Ultrasound-Guided FNA Found to Be Highly Accurate

July 1, 1995

PARIS, France--Ultrasound-guided fine-needle aspiration (FNA) cytology has emerged as a highly accurate approach to diagnosing occult breast malignancies in women with suspicious mammograms, said Thomas Frazier, MD, of the Medical College of Pennsylvania. What's more, he said, the ultrasound method costs less than a tenth as much as needle-localized open biopsy.

PARIS, France--Ultrasound-guided fine-needle aspiration (FNA)cytology has emerged as a highly accurate approach to diagnosingoccult breast malignancies in women with suspicious mammograms,said Thomas Frazier, MD, of the Medical College of Pennsylvania.What's more, he said, the ultrasound method costs less than atenth as much as needle-localized open biopsy.

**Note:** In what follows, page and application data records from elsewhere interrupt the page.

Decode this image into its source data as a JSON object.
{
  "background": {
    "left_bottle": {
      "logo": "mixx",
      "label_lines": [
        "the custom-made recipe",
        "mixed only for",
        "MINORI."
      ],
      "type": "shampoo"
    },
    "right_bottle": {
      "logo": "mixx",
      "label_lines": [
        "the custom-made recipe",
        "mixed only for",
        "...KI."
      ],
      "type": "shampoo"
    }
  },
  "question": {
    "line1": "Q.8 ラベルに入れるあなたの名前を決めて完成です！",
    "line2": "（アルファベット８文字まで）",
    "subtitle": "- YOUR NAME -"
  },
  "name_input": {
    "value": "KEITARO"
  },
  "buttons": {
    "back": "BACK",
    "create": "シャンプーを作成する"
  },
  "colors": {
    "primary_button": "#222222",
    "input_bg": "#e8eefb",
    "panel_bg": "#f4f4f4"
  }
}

"One of the most difficult problems we have as surgeons andoncologists is determining what really constitutes a suspiciousmammogram," Dr. Frazier said at the American Radium Societyannual meeting.

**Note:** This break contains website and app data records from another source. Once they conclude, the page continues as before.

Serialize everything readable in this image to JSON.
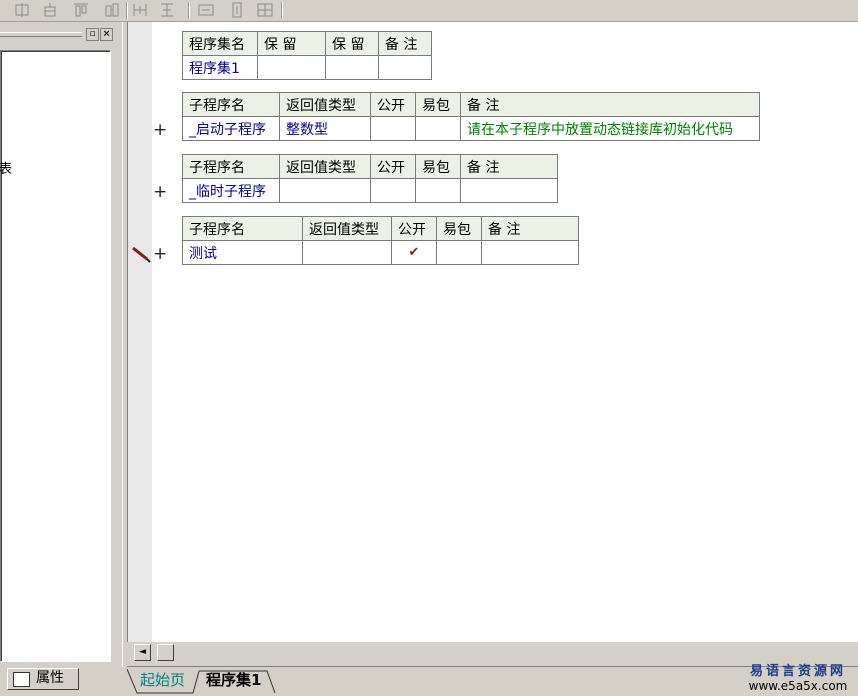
{
  "toolbar": {
    "icons": [
      "align-left-icon",
      "align-center-icon",
      "align-top-icon",
      "align-middle-icon",
      "same-width-icon",
      "same-height-icon",
      "h-spacing-icon",
      "v-spacing-icon",
      "center-icon"
    ]
  },
  "left_panel": {
    "tree_truncated_text": "表",
    "properties_tab_label": "属性"
  },
  "editor": {
    "set_table": {
      "headers": [
        "程序集名",
        "保 留",
        "保 留",
        "备 注"
      ],
      "row": [
        "程序集1",
        "",
        "",
        ""
      ]
    },
    "subroutines": [
      {
        "headers": [
          "子程序名",
          "返回值类型",
          "公开",
          "易包",
          "备 注"
        ],
        "name": "_启动子程序",
        "return_type": "整数型",
        "public": "",
        "easy_pack": "",
        "comment": "请在本子程序中放置动态链接库初始化代码",
        "marker": "+"
      },
      {
        "headers": [
          "子程序名",
          "返回值类型",
          "公开",
          "易包",
          "备 注"
        ],
        "name": "_临时子程序",
        "return_type": "",
        "public": "",
        "easy_pack": "",
        "comment": "",
        "marker": "+"
      },
      {
        "headers": [
          "子程序名",
          "返回值类型",
          "公开",
          "易包",
          "备 注"
        ],
        "name": "测试",
        "return_type": "",
        "public": "✔",
        "easy_pack": "",
        "comment": "",
        "marker": "+"
      }
    ]
  },
  "tabs": {
    "home": "起始页",
    "program_set": "程序集1"
  },
  "watermark": {
    "title": "易语言资源网",
    "url": "www.e5a5x.com"
  },
  "colors": {
    "header_bg": "#ecf1e6",
    "name_text": "#00009a",
    "comment_text": "#008000",
    "check_mark": "#8b1a1a",
    "tab_home_text": "#008080"
  }
}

The only true diagnostic feature is a spiculated border, he said,and given the relatively low incidence of malignancy, even advancedneedle localization and biopsy and stereotactic techniques areless than optimum.

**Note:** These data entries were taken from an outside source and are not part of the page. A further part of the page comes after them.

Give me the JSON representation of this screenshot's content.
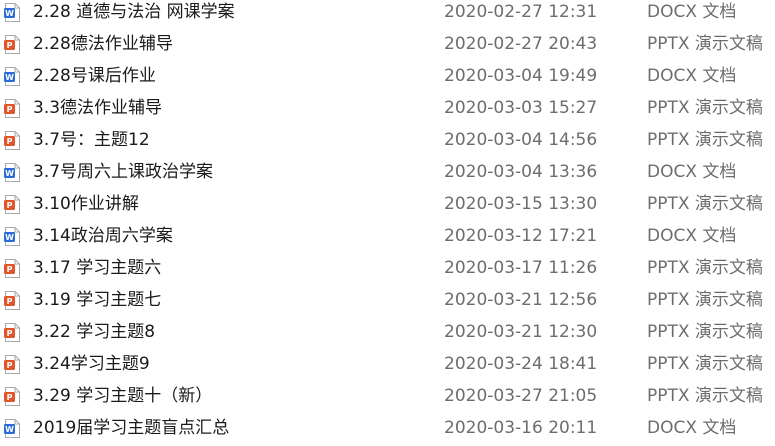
{
  "icon_colors": {
    "docx": "#2b6ad3",
    "pptx": "#e0562a"
  },
  "files": [
    {
      "name": "2.28 道德与法治 网课学案",
      "modified": "2020-02-27 12:31",
      "type": "DOCX 文档",
      "icon": "word-document-icon",
      "icon_letter": "W"
    },
    {
      "name": "2.28德法作业辅导",
      "modified": "2020-02-27 20:43",
      "type": "PPTX 演示文稿",
      "icon": "powerpoint-document-icon",
      "icon_letter": "P"
    },
    {
      "name": "2.28号课后作业",
      "modified": "2020-03-04 19:49",
      "type": "DOCX 文档",
      "icon": "word-document-icon",
      "icon_letter": "W"
    },
    {
      "name": "3.3德法作业辅导",
      "modified": "2020-03-03 15:27",
      "type": "PPTX 演示文稿",
      "icon": "powerpoint-document-icon",
      "icon_letter": "P"
    },
    {
      "name": "3.7号：主题12",
      "modified": "2020-03-04 14:56",
      "type": "PPTX 演示文稿",
      "icon": "powerpoint-document-icon",
      "icon_letter": "P"
    },
    {
      "name": "3.7号周六上课政治学案",
      "modified": "2020-03-04 13:36",
      "type": "DOCX 文档",
      "icon": "word-document-icon",
      "icon_letter": "W"
    },
    {
      "name": "3.10作业讲解",
      "modified": "2020-03-15 13:30",
      "type": "PPTX 演示文稿",
      "icon": "powerpoint-document-icon",
      "icon_letter": "P"
    },
    {
      "name": "3.14政治周六学案",
      "modified": "2020-03-12 17:21",
      "type": "DOCX 文档",
      "icon": "word-document-icon",
      "icon_letter": "W"
    },
    {
      "name": "3.17 学习主题六",
      "modified": "2020-03-17 11:26",
      "type": "PPTX 演示文稿",
      "icon": "powerpoint-document-icon",
      "icon_letter": "P"
    },
    {
      "name": "3.19 学习主题七",
      "modified": "2020-03-21 12:56",
      "type": "PPTX 演示文稿",
      "icon": "powerpoint-document-icon",
      "icon_letter": "P"
    },
    {
      "name": "3.22 学习主题8",
      "modified": "2020-03-21 12:30",
      "type": "PPTX 演示文稿",
      "icon": "powerpoint-document-icon",
      "icon_letter": "P"
    },
    {
      "name": "3.24学习主题9",
      "modified": "2020-03-24 18:41",
      "type": "PPTX 演示文稿",
      "icon": "powerpoint-document-icon",
      "icon_letter": "P"
    },
    {
      "name": "3.29 学习主题十（新）",
      "modified": "2020-03-27 21:05",
      "type": "PPTX 演示文稿",
      "icon": "powerpoint-document-icon",
      "icon_letter": "P"
    },
    {
      "name": "2019届学习主题盲点汇总",
      "modified": "2020-03-16 20:11",
      "type": "DOCX 文档",
      "icon": "word-document-icon",
      "icon_letter": "W"
    }
  ]
}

The Pennsylvania study included 166 consecutive patients witha nonpalpable breast mass and a new or suspicious mammographiclesion that did not meet ultrasound criteria for a simple cyst.

In this group, ultrasound-guided fine-needle aspiration cytologyshowed that four fifths had either a complex cyst or fibrocysticchanges, while the remaining one fifth had true solid lesions,roughly half of which proved to be malignant.

"Most important," Dr. Frazier said, "almost 60%of these malignant lesions were under 1 cm in size, and such earlydiagnosis provides the patient with options for primary therapy."He also underscored the absence of any false-negative cytologicresults on 3-month follow-up examination.

The total cost of ultrasound-guided fine-needle biopsy in thisstudy was $478 per patient, including the cytopathologist's charge,the surgeon's fee for doing the aspiration, the ultrasound charge,and the technician charge for preparing the cytology slide, Dr.Frazier reported.

"We have not yet compared this with stereotactic biopsy,"he said, "but for needle-localized open biopsy, our chargesare approximately $5,370 per case," he said, which includesall technical, hospital, anesthesiology, radiology, pathology,and surgical charges.

"We think ultrasound-guided fine-needle aspiration cytologyis a logical first step in the diagnosis of breast cancer thatis heralded by a suspicious mammogram," Dr. Frazier said,"and we're anxious to complete our studies of this."